Wednesday, June 10, 2009

Old Post Office

Just heard that the Old Post Office Building by Graham, Anderson, Probst and White, (originally built in 1921 and greatly expanded in the 30's) that straddles the Eisenhower Expressway between Clinton and Canal Streets is up for auction. I have to suspend my perhaps misguided admiration for buildings built before 1950 on this one. While it has some nice Art Deco details, it's a behemoth that creates a most un-welcome terminus to the view of the city to the west.

It's construction forever put the kibosh on the centerpiece the Burnham Plan, namely the Congress Street east-west axis of the city, and the focal point of the entire plan, a magnificent (if somewhat over-bearing), Beaux-Arts civic center at the intersection with Halsted Street. This is ironic since G.A.P.&W. was the successor firm to Burnham's.

Once that became a fait accompli, it was a mere twenty years before the construction of the Expressway which necessitated the widening of Congress Street east of the Post Office building all the way to Buckingham Fountain. This was arguably one of the most devastating blows to the city in terms of its architecture as it wiped out several buildings as well as the first floor storefronts of the Auditorium building and the Congress Hotel. It also irrevocably altered Congress Plaza at Michigan Ave. separating Ivan Mestrovic's two great equestrian statues, Spearman and Bowman. Here is the plaza as it looks today:

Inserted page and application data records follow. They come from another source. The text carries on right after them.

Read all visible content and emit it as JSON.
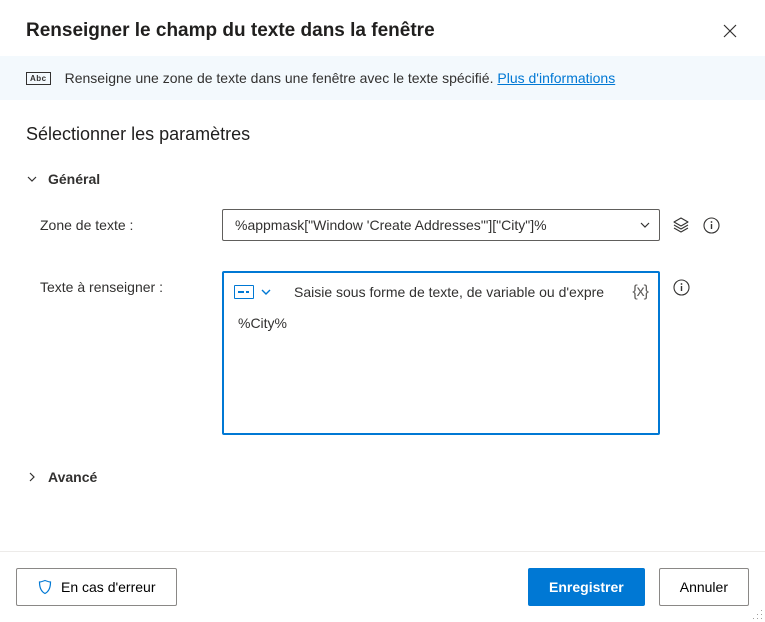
{
  "dialog": {
    "title": "Renseigner le champ du texte dans la fenêtre"
  },
  "info": {
    "text": "Renseigne une zone de texte dans une fenêtre avec le texte spécifié. ",
    "link": "Plus d'informations"
  },
  "section": {
    "title": "Sélectionner les paramètres"
  },
  "general": {
    "label": "Général",
    "textbox_label": "Zone de texte :",
    "textbox_value": "%appmask[\"Window 'Create Addresses'\"][\"City\"]%",
    "text_to_fill_label": "Texte à renseigner :",
    "text_placeholder": "Saisie sous forme de texte, de variable ou d'expre",
    "text_value": "%City%"
  },
  "advanced": {
    "label": "Avancé"
  },
  "footer": {
    "on_error": "En cas d'erreur",
    "save": "Enregistrer",
    "cancel": "Annuler"
  }
}
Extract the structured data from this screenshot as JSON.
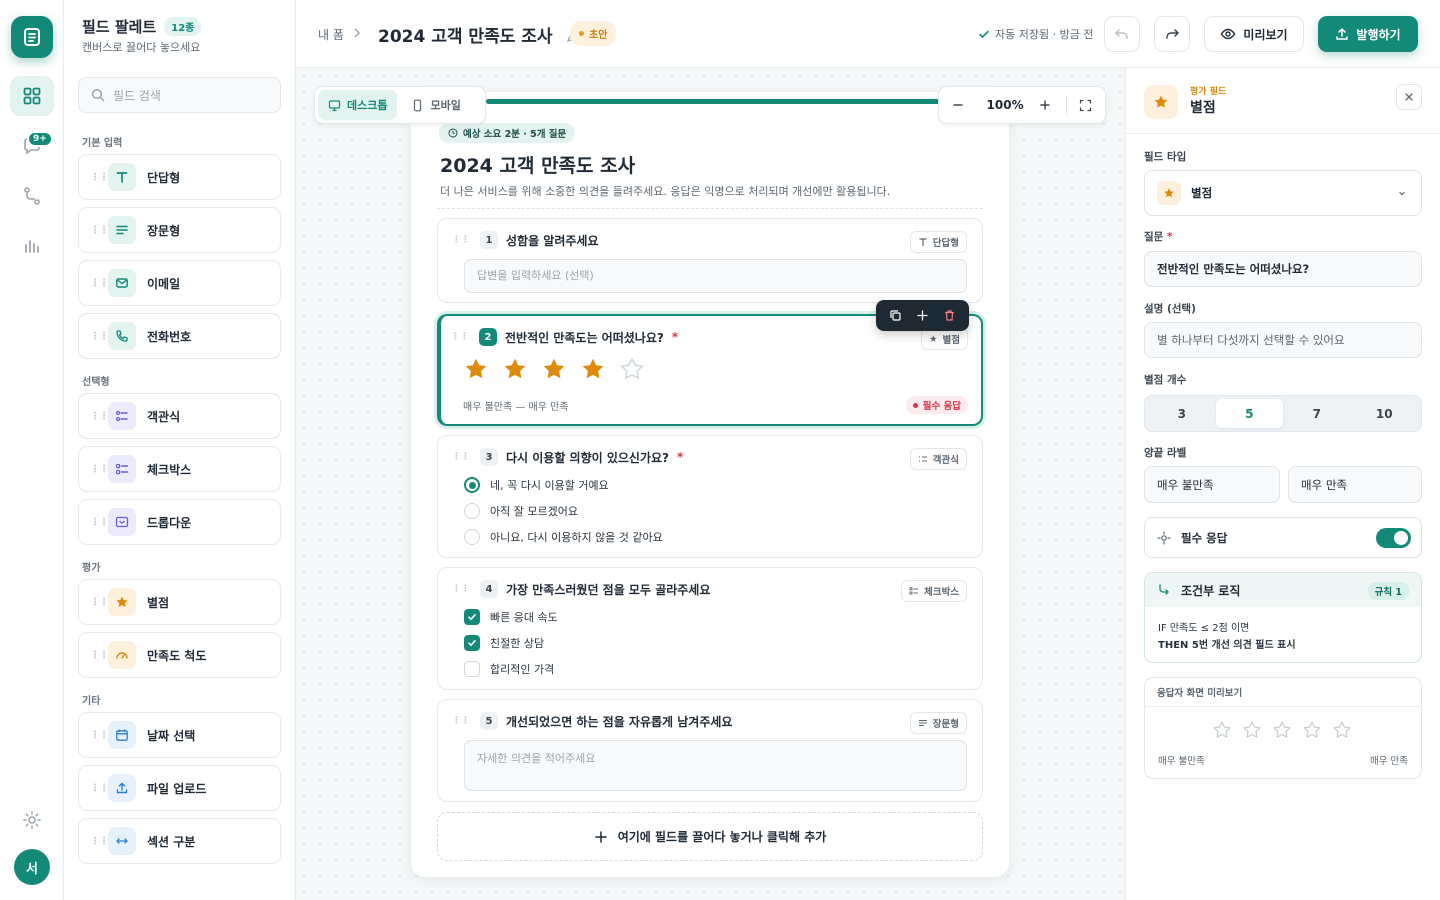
{
  "rail": {
    "notif_badge": "9+",
    "avatar_initial": "서"
  },
  "palette": {
    "title": "필드 팔레트",
    "count": "12종",
    "subtitle": "캔버스로 끌어다 놓으세요",
    "search_placeholder": "필드 검색",
    "groups": {
      "basic": "기본 입력",
      "choice": "선택형",
      "rating": "평가",
      "other": "기타"
    },
    "items": [
      "단답형",
      "장문형",
      "이메일",
      "전화번호",
      "객관식",
      "체크박스",
      "드롭다운",
      "별점",
      "만족도 척도",
      "날짜 선택",
      "파일 업로드",
      "섹션 구분"
    ]
  },
  "topbar": {
    "breadcrumb": "내 폼",
    "title": "2024 고객 만족도 조사",
    "status": "초안",
    "saved": "자동 저장됨 · 방금 전",
    "preview": "미리보기",
    "publish": "발행하기"
  },
  "canvas": {
    "device_desktop": "데스크톱",
    "device_mobile": "모바일",
    "zoom": "100%",
    "add_zone": "여기에 필드를 끌어다 놓거나 클릭해 추가"
  },
  "form": {
    "estimate": "예상 소요 2분 · 5개 질문",
    "title": "2024 고객 만족도 조사",
    "description": "더 나은 서비스를 위해 소중한 의견을 들려주세요. 응답은 익명으로 처리되며 개선에만 활용됩니다.",
    "q1": {
      "num": "1",
      "title": "성함을 알려주세요",
      "type": "단답형",
      "placeholder": "답변을 입력하세요 (선택)"
    },
    "q2": {
      "num": "2",
      "title": "전반적인 만족도는 어떠셨나요?",
      "type": "별점",
      "scale": "매우 불만족 — 매우 만족",
      "required": "필수 응답",
      "stars_filled": 4,
      "stars_total": 5
    },
    "q3": {
      "num": "3",
      "title": "다시 이용할 의향이 있으신가요?",
      "type": "객관식",
      "options": [
        "네, 꼭 다시 이용할 거예요",
        "아직 잘 모르겠어요",
        "아니요, 다시 이용하지 않을 것 같아요"
      ]
    },
    "q4": {
      "num": "4",
      "title": "가장 만족스러웠던 점을 모두 골라주세요",
      "type": "체크박스",
      "options": [
        "빠른 응대 속도",
        "친절한 상담",
        "합리적인 가격"
      ]
    },
    "q5": {
      "num": "5",
      "title": "개선되었으면 하는 점을 자유롭게 남겨주세요",
      "type": "장문형",
      "placeholder": "자세한 의견을 적어주세요"
    }
  },
  "props": {
    "kind": "평가 필드",
    "name": "별점",
    "field_type_label": "필드 타입",
    "field_type": "별점",
    "question_label": "질문",
    "question": "전반적인 만족도는 어떠셨나요?",
    "desc_label": "설명 (선택)",
    "desc": "별 하나부터 다섯까지 선택할 수 있어요",
    "count_label": "별점 개수",
    "counts": [
      "3",
      "5",
      "7",
      "10"
    ],
    "ends_label": "양끝 라벨",
    "end_low": "매우 불만족",
    "end_high": "매우 만족",
    "required": "필수 응답",
    "logic_title": "조건부 로직",
    "logic_rule": "규칙 1",
    "logic_if": "IF 만족도 ≤ 2점 이면",
    "logic_then": "THEN 5번 개선 의견 필드 표시",
    "preview_title": "응답자 화면 미리보기",
    "preview_low": "매우 불만족",
    "preview_high": "매우 만족"
  },
  "colors": {
    "accent": "#138a78",
    "star": "#e08a0b",
    "required": "#d6334a"
  }
}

There have been numerous attempts to find an alternate use for the past several years but given the magnitude and the current economic climate, nothing has panned out.

I doubt there will be a strong move from preservationists to save it but I could be wrong.

Personally I wouldn't be sad to see it go although it is still kind of cool to drive through the center of the building to have the city open up to you.

Bids open up at just 300K, just a tad more than our condo.


Anonymous said...

I don't know the building. Are there any pictures of it on the web?

jamesiska said...

Here's a link to Blair Kamin's blog, complete with photograph: